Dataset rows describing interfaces
>>
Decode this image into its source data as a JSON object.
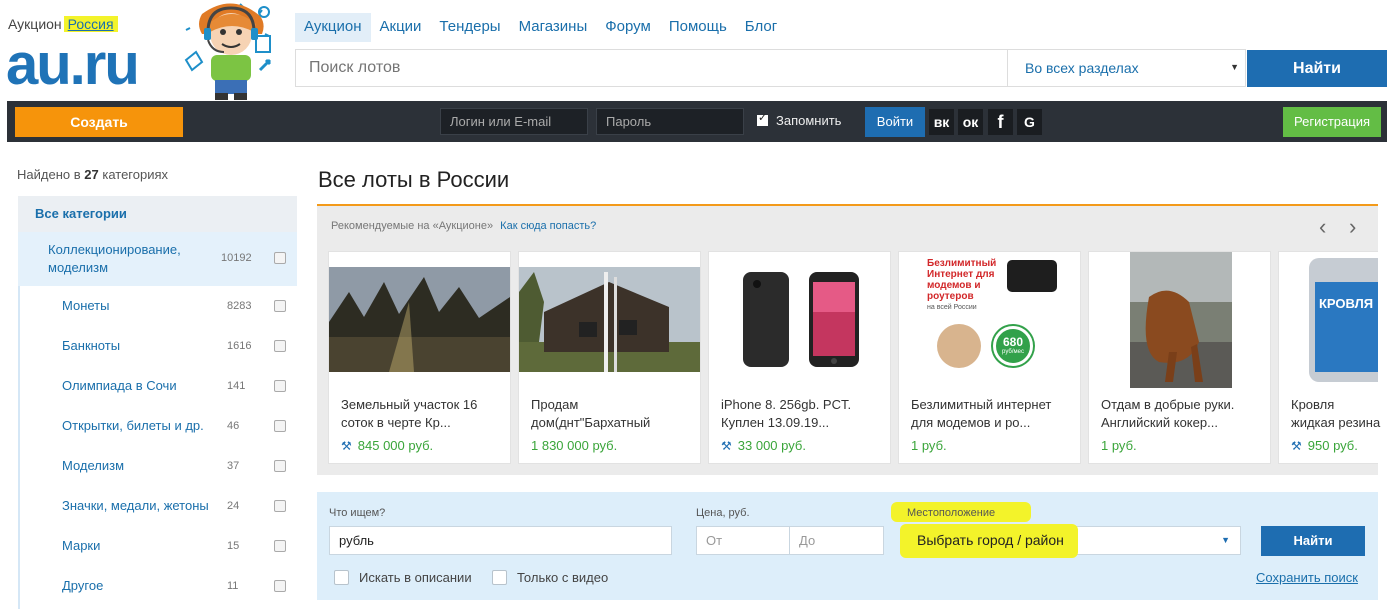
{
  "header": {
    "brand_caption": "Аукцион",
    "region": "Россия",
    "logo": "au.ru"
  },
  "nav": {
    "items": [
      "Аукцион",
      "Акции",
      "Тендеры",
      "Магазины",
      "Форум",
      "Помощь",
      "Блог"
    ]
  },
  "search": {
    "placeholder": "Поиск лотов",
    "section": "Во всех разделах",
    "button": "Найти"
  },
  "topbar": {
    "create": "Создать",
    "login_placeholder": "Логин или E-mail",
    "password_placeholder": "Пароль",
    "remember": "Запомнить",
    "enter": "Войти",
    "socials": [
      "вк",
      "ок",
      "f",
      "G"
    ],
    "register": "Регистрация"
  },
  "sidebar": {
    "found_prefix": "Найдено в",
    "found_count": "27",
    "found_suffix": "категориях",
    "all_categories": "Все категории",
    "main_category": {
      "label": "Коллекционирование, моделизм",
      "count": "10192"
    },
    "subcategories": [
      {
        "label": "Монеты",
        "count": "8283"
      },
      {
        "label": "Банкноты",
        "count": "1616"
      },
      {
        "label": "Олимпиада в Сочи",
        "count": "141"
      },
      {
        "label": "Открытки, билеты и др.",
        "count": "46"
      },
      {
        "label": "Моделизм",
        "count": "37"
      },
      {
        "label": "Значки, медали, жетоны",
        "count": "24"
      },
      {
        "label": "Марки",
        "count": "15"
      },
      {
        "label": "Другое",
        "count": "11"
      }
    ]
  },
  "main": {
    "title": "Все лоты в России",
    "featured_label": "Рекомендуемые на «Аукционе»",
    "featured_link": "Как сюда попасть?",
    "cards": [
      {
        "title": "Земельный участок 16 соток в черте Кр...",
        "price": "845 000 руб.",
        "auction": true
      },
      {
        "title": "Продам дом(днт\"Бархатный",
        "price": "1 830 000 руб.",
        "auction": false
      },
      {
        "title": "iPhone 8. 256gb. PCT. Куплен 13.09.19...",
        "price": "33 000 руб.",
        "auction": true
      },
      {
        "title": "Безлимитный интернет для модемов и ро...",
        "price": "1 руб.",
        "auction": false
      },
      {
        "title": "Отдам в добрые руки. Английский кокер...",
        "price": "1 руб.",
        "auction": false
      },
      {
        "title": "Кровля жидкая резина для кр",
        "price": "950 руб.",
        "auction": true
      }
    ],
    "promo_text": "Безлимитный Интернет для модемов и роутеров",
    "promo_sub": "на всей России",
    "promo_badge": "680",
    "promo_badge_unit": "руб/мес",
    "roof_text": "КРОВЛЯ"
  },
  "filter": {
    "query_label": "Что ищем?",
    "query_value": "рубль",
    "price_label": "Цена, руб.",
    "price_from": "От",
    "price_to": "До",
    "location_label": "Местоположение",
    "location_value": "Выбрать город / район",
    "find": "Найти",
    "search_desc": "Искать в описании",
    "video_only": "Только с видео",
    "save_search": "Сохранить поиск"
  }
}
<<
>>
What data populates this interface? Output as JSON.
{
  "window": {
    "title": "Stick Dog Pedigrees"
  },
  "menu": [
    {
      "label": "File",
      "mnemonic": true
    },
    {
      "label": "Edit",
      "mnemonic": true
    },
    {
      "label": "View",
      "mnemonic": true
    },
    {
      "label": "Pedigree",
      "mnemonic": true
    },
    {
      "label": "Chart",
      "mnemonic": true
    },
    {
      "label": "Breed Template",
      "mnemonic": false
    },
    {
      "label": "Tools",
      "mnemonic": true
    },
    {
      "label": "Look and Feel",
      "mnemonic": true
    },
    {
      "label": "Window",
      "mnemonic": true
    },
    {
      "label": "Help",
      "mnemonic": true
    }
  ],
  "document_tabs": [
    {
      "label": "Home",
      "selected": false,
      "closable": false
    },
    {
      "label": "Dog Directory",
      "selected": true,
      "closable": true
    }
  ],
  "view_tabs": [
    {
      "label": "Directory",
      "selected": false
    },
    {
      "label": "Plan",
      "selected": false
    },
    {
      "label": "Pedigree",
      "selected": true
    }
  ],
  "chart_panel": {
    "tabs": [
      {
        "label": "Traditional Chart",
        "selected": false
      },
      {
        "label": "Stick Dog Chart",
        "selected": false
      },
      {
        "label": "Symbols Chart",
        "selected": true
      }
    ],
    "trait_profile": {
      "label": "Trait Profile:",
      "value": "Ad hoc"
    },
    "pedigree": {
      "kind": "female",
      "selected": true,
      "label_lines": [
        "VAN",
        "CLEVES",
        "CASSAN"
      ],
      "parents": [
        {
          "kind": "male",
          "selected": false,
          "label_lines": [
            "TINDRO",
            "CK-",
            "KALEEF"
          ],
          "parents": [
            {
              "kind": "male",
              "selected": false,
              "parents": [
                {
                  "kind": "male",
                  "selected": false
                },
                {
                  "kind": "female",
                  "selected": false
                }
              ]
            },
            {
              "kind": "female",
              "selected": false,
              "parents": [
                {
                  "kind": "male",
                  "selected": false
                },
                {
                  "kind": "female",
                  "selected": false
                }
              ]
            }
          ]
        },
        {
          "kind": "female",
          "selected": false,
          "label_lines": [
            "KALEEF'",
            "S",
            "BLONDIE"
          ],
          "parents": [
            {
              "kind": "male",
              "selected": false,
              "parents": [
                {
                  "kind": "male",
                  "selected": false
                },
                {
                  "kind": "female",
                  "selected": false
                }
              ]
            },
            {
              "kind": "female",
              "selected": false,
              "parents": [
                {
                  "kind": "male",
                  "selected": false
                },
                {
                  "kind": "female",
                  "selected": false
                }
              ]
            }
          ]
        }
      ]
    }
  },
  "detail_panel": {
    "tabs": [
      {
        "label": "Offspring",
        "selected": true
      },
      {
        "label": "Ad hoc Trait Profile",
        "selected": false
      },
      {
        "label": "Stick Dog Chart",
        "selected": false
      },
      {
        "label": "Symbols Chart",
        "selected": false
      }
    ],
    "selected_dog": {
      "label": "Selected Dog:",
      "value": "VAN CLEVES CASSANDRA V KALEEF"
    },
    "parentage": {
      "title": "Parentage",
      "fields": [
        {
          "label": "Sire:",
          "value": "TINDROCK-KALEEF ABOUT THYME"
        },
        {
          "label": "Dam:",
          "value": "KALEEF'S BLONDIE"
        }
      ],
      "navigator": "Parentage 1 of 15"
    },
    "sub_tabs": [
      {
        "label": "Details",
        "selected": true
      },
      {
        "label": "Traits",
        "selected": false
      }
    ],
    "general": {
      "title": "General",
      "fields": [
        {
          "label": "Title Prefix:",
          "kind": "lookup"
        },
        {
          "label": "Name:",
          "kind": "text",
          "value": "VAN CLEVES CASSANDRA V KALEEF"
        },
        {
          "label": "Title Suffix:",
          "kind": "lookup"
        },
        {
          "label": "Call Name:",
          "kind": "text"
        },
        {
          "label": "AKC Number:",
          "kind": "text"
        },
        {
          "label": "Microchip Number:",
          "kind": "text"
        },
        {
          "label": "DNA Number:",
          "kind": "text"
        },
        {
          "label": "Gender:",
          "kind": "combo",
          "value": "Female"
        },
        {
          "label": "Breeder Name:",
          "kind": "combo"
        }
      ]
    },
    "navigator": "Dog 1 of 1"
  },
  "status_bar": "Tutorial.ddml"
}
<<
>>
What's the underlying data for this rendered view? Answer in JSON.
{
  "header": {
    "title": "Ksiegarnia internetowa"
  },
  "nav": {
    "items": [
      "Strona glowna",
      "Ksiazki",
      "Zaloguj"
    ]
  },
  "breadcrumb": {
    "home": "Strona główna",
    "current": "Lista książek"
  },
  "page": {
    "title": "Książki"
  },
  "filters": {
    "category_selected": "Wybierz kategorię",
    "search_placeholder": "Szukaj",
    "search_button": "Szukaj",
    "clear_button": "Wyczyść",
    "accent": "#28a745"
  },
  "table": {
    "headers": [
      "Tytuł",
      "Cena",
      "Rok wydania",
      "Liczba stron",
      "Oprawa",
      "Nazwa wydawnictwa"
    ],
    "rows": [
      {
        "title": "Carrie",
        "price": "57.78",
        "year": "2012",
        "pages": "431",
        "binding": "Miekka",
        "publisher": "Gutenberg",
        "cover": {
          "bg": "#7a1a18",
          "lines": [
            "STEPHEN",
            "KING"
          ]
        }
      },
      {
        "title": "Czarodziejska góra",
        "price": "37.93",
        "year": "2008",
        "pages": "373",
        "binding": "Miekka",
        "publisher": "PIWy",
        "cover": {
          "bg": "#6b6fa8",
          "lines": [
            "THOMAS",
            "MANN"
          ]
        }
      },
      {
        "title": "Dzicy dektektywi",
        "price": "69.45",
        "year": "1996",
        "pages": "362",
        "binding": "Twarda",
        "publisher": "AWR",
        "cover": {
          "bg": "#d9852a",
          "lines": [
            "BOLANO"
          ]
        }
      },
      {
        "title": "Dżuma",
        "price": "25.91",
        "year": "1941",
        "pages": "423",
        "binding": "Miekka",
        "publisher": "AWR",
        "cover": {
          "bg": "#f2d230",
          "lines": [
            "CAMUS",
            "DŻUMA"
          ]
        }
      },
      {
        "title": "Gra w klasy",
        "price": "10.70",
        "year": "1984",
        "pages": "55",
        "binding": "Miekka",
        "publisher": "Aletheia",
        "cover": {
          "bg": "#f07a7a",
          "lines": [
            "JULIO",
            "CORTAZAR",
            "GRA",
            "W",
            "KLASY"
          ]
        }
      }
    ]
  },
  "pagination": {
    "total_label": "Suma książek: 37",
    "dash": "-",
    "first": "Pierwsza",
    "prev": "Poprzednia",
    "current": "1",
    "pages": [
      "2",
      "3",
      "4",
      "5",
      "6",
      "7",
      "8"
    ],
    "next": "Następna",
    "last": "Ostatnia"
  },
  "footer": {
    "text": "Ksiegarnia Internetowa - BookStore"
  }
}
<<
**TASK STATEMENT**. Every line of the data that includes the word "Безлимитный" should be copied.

**RESULT FOR THIS TASK**.
        "title": "Безлимитный интернет для модемов и ро...",
    "promo_text": "Безлимитный Интернет для модемов и роутеров",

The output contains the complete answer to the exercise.